One reason is investor preferences, which can vary from one market to the next. For example, in some countries most savers may prioritise income generated in the form of interest or dividends as a regular pay-out. Across the border, investors might prefer funds where income is reinvested in additional shares or units of the fund.
The reasons why a fund is offered to residents of one country but not another may be more prosaic – such as the cost of producing marketing material for a fund in the local language or meeting legal formalities applicable to the sale of funds. That may apply especially if the asset manager is not expecting high levels of sales in that particular country, nor planning to invest significantly in marketing or distribution there.
Tax may also be an issue – while there are uniform rules governing the sale of funds across the EU, member states are free to set its own tax rules, provided they do not favour local funds over those from other EU countries. The tax treatment of different types of investment can influence whether a fund will be sold to residents of a particular country or not.
In some cases, nationals of a particular country, notably Americans, may have to pay tax in their home country as well as where they live. Financial institutions that accept deposits or investments from them are required to obey special reporting requirements – so some asset managers may decline business from US customers.
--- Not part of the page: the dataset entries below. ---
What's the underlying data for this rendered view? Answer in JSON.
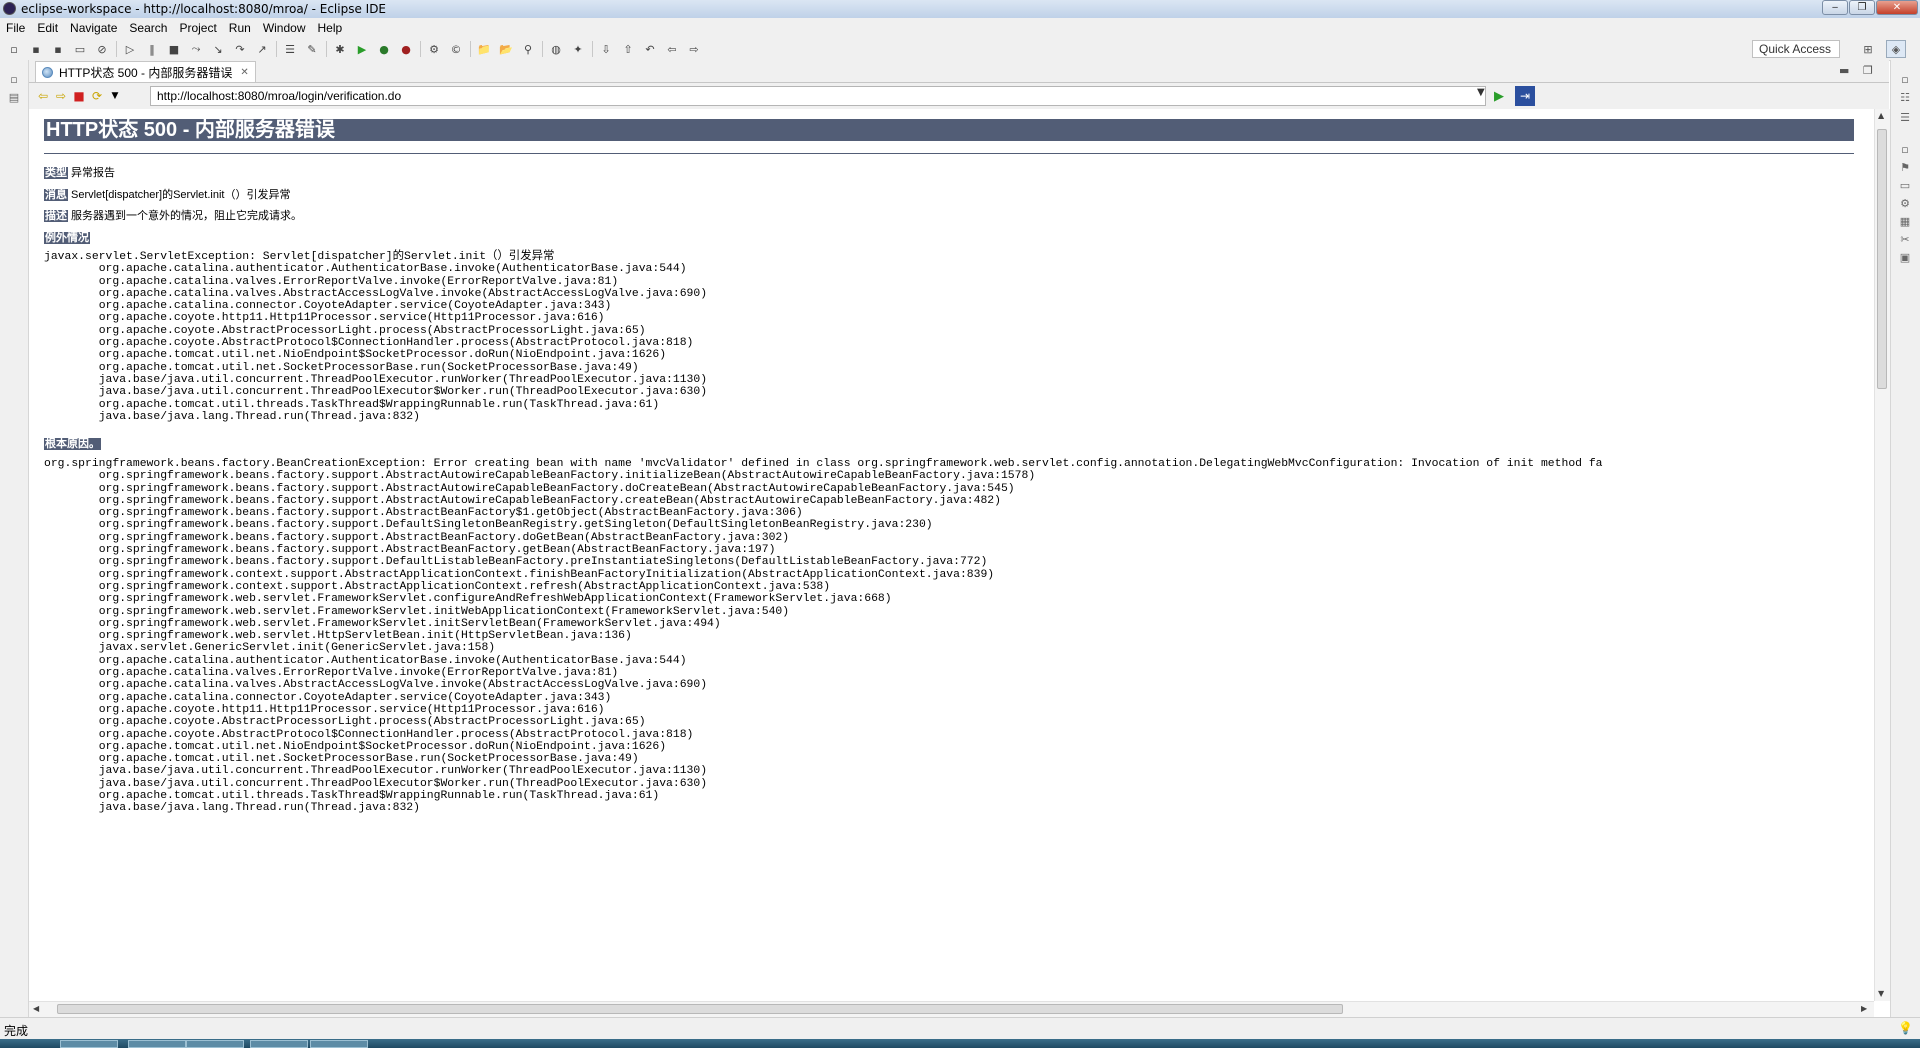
{
  "window": {
    "title": "eclipse-workspace - http://localhost:8080/mroa/ - Eclipse IDE",
    "minimize": "‒",
    "restore": "❐",
    "close": "✕"
  },
  "menu": {
    "file": "File",
    "edit": "Edit",
    "navigate": "Navigate",
    "search": "Search",
    "project": "Project",
    "run": "Run",
    "window": "Window",
    "help": "Help"
  },
  "toolbar": {
    "quick_access": "Quick Access"
  },
  "editor_tab": {
    "label": "HTTP状态 500 - 内部服务器错误",
    "close": "✕"
  },
  "address_bar": {
    "url": "http://localhost:8080/mroa/login/verification.do"
  },
  "page": {
    "heading": "HTTP状态 500 - 内部服务器错误",
    "type_label": "类型",
    "type_value": "异常报告",
    "message_label": "消息",
    "message_value": "Servlet[dispatcher]的Servlet.init（）引发异常",
    "description_label": "描述",
    "description_value": "服务器遇到一个意外的情况，阻止它完成请求。",
    "exception_label": "例外情况",
    "exception_trace": "javax.servlet.ServletException: Servlet[dispatcher]的Servlet.init（）引发异常\n\torg.apache.catalina.authenticator.AuthenticatorBase.invoke(AuthenticatorBase.java:544)\n\torg.apache.catalina.valves.ErrorReportValve.invoke(ErrorReportValve.java:81)\n\torg.apache.catalina.valves.AbstractAccessLogValve.invoke(AbstractAccessLogValve.java:690)\n\torg.apache.catalina.connector.CoyoteAdapter.service(CoyoteAdapter.java:343)\n\torg.apache.coyote.http11.Http11Processor.service(Http11Processor.java:616)\n\torg.apache.coyote.AbstractProcessorLight.process(AbstractProcessorLight.java:65)\n\torg.apache.coyote.AbstractProtocol$ConnectionHandler.process(AbstractProtocol.java:818)\n\torg.apache.tomcat.util.net.NioEndpoint$SocketProcessor.doRun(NioEndpoint.java:1626)\n\torg.apache.tomcat.util.net.SocketProcessorBase.run(SocketProcessorBase.java:49)\n\tjava.base/java.util.concurrent.ThreadPoolExecutor.runWorker(ThreadPoolExecutor.java:1130)\n\tjava.base/java.util.concurrent.ThreadPoolExecutor$Worker.run(ThreadPoolExecutor.java:630)\n\torg.apache.tomcat.util.threads.TaskThread$WrappingRunnable.run(TaskThread.java:61)\n\tjava.base/java.lang.Thread.run(Thread.java:832)",
    "root_cause_label": "根本原因。",
    "root_cause_trace": "org.springframework.beans.factory.BeanCreationException: Error creating bean with name 'mvcValidator' defined in class org.springframework.web.servlet.config.annotation.DelegatingWebMvcConfiguration: Invocation of init method fa\n\torg.springframework.beans.factory.support.AbstractAutowireCapableBeanFactory.initializeBean(AbstractAutowireCapableBeanFactory.java:1578)\n\torg.springframework.beans.factory.support.AbstractAutowireCapableBeanFactory.doCreateBean(AbstractAutowireCapableBeanFactory.java:545)\n\torg.springframework.beans.factory.support.AbstractAutowireCapableBeanFactory.createBean(AbstractAutowireCapableBeanFactory.java:482)\n\torg.springframework.beans.factory.support.AbstractBeanFactory$1.getObject(AbstractBeanFactory.java:306)\n\torg.springframework.beans.factory.support.DefaultSingletonBeanRegistry.getSingleton(DefaultSingletonBeanRegistry.java:230)\n\torg.springframework.beans.factory.support.AbstractBeanFactory.doGetBean(AbstractBeanFactory.java:302)\n\torg.springframework.beans.factory.support.AbstractBeanFactory.getBean(AbstractBeanFactory.java:197)\n\torg.springframework.beans.factory.support.DefaultListableBeanFactory.preInstantiateSingletons(DefaultListableBeanFactory.java:772)\n\torg.springframework.context.support.AbstractApplicationContext.finishBeanFactoryInitialization(AbstractApplicationContext.java:839)\n\torg.springframework.context.support.AbstractApplicationContext.refresh(AbstractApplicationContext.java:538)\n\torg.springframework.web.servlet.FrameworkServlet.configureAndRefreshWebApplicationContext(FrameworkServlet.java:668)\n\torg.springframework.web.servlet.FrameworkServlet.initWebApplicationContext(FrameworkServlet.java:540)\n\torg.springframework.web.servlet.FrameworkServlet.initServletBean(FrameworkServlet.java:494)\n\torg.springframework.web.servlet.HttpServletBean.init(HttpServletBean.java:136)\n\tjavax.servlet.GenericServlet.init(GenericServlet.java:158)\n\torg.apache.catalina.authenticator.AuthenticatorBase.invoke(AuthenticatorBase.java:544)\n\torg.apache.catalina.valves.ErrorReportValve.invoke(ErrorReportValve.java:81)\n\torg.apache.catalina.valves.AbstractAccessLogValve.invoke(AbstractAccessLogValve.java:690)\n\torg.apache.catalina.connector.CoyoteAdapter.service(CoyoteAdapter.java:343)\n\torg.apache.coyote.http11.Http11Processor.service(Http11Processor.java:616)\n\torg.apache.coyote.AbstractProcessorLight.process(AbstractProcessorLight.java:65)\n\torg.apache.coyote.AbstractProtocol$ConnectionHandler.process(AbstractProtocol.java:818)\n\torg.apache.tomcat.util.net.NioEndpoint$SocketProcessor.doRun(NioEndpoint.java:1626)\n\torg.apache.tomcat.util.net.SocketProcessorBase.run(SocketProcessorBase.java:49)\n\tjava.base/java.util.concurrent.ThreadPoolExecutor.runWorker(ThreadPoolExecutor.java:1130)\n\tjava.base/java.util.concurrent.ThreadPoolExecutor$Worker.run(ThreadPoolExecutor.java:630)\n\torg.apache.tomcat.util.threads.TaskThread$WrappingRunnable.run(TaskThread.java:61)\n\tjava.base/java.lang.Thread.run(Thread.java:832)"
  },
  "status": {
    "text": "完成"
  },
  "colors": {
    "error_header_bg": "#525d76",
    "chrome_bg": "#f0f0f0"
  }
}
This means that not all people working in Luxembourg, and in some cases living there, are covered by the same rules on investment. This may result in banks and other fund providers deciding, or being obliged, to restrict sales to certain investors. While there may be a single EU market for funds, assets managers and investors aren’t all operating on a completely level playing field quite yet.